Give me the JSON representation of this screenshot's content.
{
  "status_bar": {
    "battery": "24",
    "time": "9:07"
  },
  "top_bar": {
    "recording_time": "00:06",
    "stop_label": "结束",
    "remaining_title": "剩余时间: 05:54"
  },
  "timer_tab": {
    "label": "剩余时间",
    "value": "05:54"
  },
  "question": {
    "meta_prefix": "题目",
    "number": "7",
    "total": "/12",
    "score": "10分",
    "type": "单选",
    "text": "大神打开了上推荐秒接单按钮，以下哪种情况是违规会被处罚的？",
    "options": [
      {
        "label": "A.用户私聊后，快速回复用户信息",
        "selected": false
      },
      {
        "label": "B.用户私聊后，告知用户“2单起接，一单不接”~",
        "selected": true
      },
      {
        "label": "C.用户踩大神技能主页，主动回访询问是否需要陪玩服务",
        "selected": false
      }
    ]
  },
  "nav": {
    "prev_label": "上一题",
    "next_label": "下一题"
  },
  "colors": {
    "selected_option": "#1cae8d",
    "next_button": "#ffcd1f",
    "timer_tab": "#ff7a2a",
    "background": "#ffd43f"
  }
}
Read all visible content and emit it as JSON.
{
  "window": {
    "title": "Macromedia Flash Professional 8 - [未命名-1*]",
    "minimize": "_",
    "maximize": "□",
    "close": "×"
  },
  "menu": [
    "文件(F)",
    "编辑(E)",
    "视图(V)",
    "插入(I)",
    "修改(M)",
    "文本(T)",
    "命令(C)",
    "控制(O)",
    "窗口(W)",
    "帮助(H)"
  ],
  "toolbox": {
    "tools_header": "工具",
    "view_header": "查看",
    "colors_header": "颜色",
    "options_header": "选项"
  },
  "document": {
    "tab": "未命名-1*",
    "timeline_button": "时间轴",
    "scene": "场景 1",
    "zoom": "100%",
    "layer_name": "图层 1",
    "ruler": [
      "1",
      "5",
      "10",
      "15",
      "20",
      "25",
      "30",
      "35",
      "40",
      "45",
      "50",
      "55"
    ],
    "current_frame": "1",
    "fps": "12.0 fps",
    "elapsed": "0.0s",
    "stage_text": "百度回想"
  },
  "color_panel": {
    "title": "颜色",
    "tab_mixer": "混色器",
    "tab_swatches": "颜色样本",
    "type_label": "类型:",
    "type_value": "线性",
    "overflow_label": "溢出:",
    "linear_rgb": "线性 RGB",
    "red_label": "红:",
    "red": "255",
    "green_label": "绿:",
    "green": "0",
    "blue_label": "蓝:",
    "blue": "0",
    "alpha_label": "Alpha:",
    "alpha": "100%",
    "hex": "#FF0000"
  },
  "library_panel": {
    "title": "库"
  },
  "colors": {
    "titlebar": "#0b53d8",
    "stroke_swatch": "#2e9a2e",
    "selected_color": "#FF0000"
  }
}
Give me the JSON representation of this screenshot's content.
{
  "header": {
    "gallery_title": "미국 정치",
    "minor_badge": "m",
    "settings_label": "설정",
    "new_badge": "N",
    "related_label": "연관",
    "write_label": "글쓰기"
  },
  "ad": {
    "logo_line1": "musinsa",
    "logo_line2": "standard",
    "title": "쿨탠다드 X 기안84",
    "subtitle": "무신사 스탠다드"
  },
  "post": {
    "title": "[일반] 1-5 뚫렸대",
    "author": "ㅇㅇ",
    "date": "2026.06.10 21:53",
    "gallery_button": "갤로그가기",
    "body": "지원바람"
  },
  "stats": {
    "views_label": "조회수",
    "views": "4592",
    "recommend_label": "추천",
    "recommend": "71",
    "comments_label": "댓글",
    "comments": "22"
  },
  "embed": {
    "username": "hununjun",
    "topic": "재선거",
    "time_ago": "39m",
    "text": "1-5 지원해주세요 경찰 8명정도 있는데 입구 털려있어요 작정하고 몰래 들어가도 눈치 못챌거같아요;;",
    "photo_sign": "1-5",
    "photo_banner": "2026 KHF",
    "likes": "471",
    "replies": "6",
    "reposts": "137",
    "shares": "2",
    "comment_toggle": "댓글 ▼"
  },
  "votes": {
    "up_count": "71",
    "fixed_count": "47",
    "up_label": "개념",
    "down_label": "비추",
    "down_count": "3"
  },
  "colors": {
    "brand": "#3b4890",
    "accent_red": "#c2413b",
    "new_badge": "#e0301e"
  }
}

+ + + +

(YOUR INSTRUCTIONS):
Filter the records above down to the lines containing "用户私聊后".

(SOLUTION TO THIS TASK):
        "label": "A.用户私聊后，快速回复用户信息",
        "label": "B.用户私聊后，告知用户“2单起接，一单不接”~",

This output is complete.